It’s Monday after MMS 2011 and I’m only just recovering. No, not in that way! In fact, it was my most responsible trip to Vegas on record – I ate a proper breakfast each of the 6 days I was there, which should tell you something. What I’m recovering from is the sheer volume of great conversations with partners and customers, breakout sessions and keynotes that included or featured Citrix solutions. Below is not an exhaustive list of things that happened, but a summary of the most relevant happenings at MMS.
Cloud was the topic of the day, and while the keynote didn’t have all the sex appeal of “Consumerization of IT”, it was quite clear that the private cloud and System Center solution is getting much more mature. VMM 2012 was the star of the day and not to be understated is the broad scope of management VMM 2012 offers. VMM 2012 offers a full datacenter management scope and fabric, storage, network and service level management. In this section of the keynote, it was also announced that VMM 2012 will fully support XenServer – something we saw last year at Synergy 2010. This will certainly have a great impact on our mutual customers decisions, whether they be related to desktop virtualization or traditional server virtualization.

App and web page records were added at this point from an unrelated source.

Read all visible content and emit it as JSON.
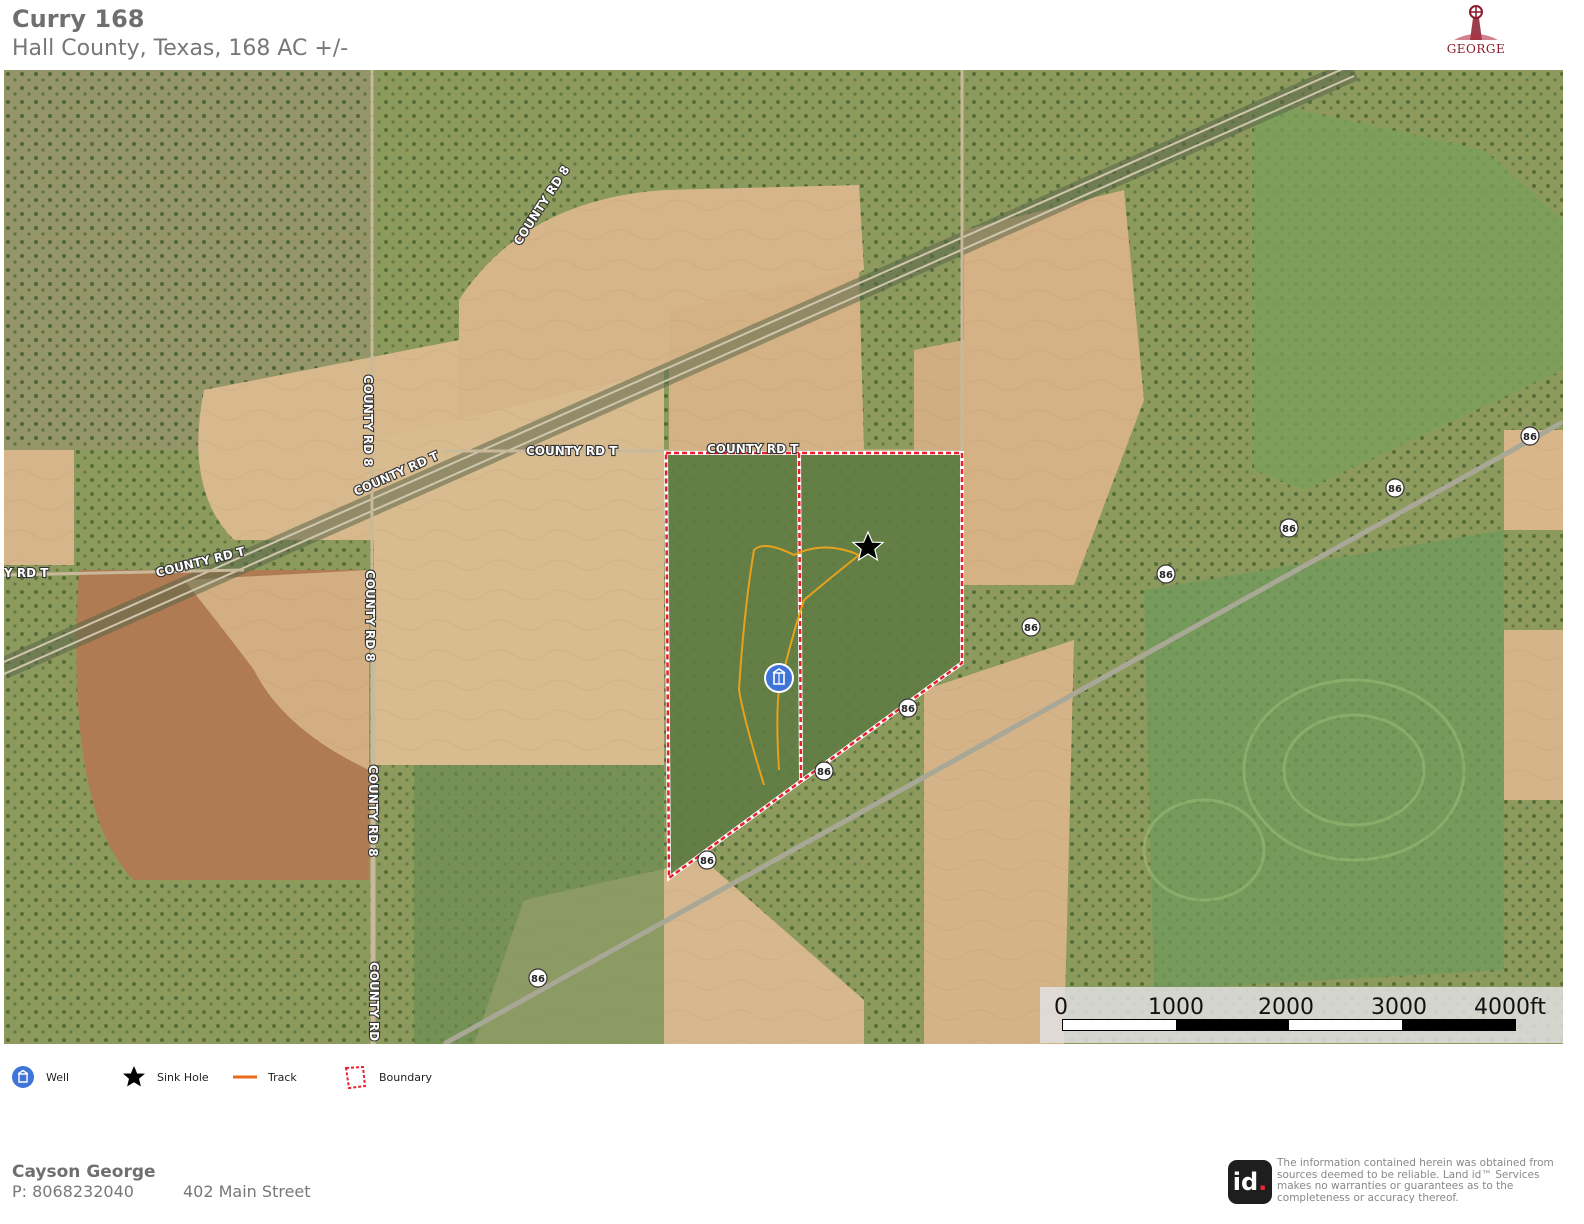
{
  "header": {
    "title": "Curry 168",
    "subtitle": "Hall County, Texas, 168 AC +/-",
    "logo_text": "GEORGE"
  },
  "map": {
    "road_labels": {
      "county_rd_8_north": "COUNTY RD 8",
      "county_rd_8_mid": "COUNTY RD 8",
      "county_rd_8_south_a": "COUNTY RD 8",
      "county_rd_8_south_b": "COUNTY RD 8",
      "county_rd_8_bottom": "COUNTY RD",
      "county_rd_t_a": "COUNTY RD T",
      "county_rd_t_b": "COUNTY RD T",
      "county_rd_t_c": "COUNTY RD T",
      "county_rd_t_d": "COUNTY RD T",
      "county_rd_t_edge": "Y RD T"
    },
    "highway_shield": "86",
    "colors": {
      "boundary": "#e8202e",
      "track": "#e8a21a",
      "well": "#3f74d8",
      "sinkhole": "#000000"
    }
  },
  "scale": {
    "labels": [
      "0",
      "1000",
      "2000",
      "3000",
      "4000ft"
    ]
  },
  "legend": {
    "well": "Well",
    "sink_hole": "Sink Hole",
    "track": "Track",
    "boundary": "Boundary"
  },
  "footer": {
    "agent_name": "Cayson George",
    "agent_phone": "P: 8068232040",
    "agent_address": "402 Main Street",
    "id_logo": "id",
    "id_logo_dot": ".",
    "disclaimer": "The information contained herein was obtained from sources deemed to be reliable. Land id™ Services makes no warranties or guarantees as to the completeness or accuracy thereof."
  }
}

Another announcement coming out of the SCVMM portion was support for network devices, especially load balancers. Specifically called out was the ability to manage IP address pools, MAC address pools and load balancers. What this means is that provisioning a NetScaler directly from SCVMM 2012 is completely feasible. Not 100% of the configuration will occur within SCVMM, but the intent is not to replace a manufacturer’s management platform, but to simplify initial deployments as well as ongoing monitoring. When all is said and done, NetScaler, with VPX on Hyper-V as well as deep System Center integration is an essential component to the overall private cloud strategy. In other words – it’s not just about LB for an app, but a completely integrated component to the datacenter fabric.
Consumerization of IT. What an ambitious topic, especially for Microsoft who seems to have had a really difficult time addressing “robots and fruit” in the marketplace. But Brad’s keynote really hit it out of the park from the start. System Center Configuration Manager (SCCM) was the star and the overarching tenant was not managing machines but delivering “user-centric” computing. The first big announcement was that SCCM 2012 will be able to push policy and control Android, iOS (iPhone and iPad), Symbian, and Windows Phone 7 devices. It was a bold move and I’m sure a controversial one within Redmond, but I feel absolutely the right thing to do. This kicked off a significant run of great announcements and demos for Citrix and Microsoft. Here is a rundown of the highlights:
- SCCM 2012 integration with XenApp. Bill Anderson showed in his State of the Union session a unified management scope for SCCM. In the keynote he showed that the integration just gets better
- A new feature in SCCM 2012 is “supersedence” and it allows for an older version to be replaced with a newer version based on device policy. This can be an App-V package or a XenApp configured app.
- A powerful video was shown at about the 30:15 mark of the day 2 keynote that featured an HR admin connecting to XenDesktop via an LCD/LED device at home. In addition to running a Windows 7 desktop, the user was able to nearly instantly use the SCCM software catalog to get Visio and open a critical document.
- Scalability and cost model were discussed with Deb McFadden and Michael Kleef and they featured an impressive XenDesktop system running on Dell hardware powered with Hyper-V SP1. End result was an impressive 120 virtual desktops per blade. The impact of dynamic memory was also very apparent as Michael showed the perfmon curve
- Brad Anderson, in response to the demonstration and testing proclaimed, “with SP1 and working in conjunction with Citrix, we now have the highest density of VMs, bar none. We also have the lowest cost per VDI session, barnone.”
By keynote end, it was resoundingly clear; Citrix and Microsoft have deep collaboration across sales, marketing, product management and .
Over the coming weeks, we will be working with our Microsoft peers to blog and post about much more content, so please keep a lookout on your RSS feed.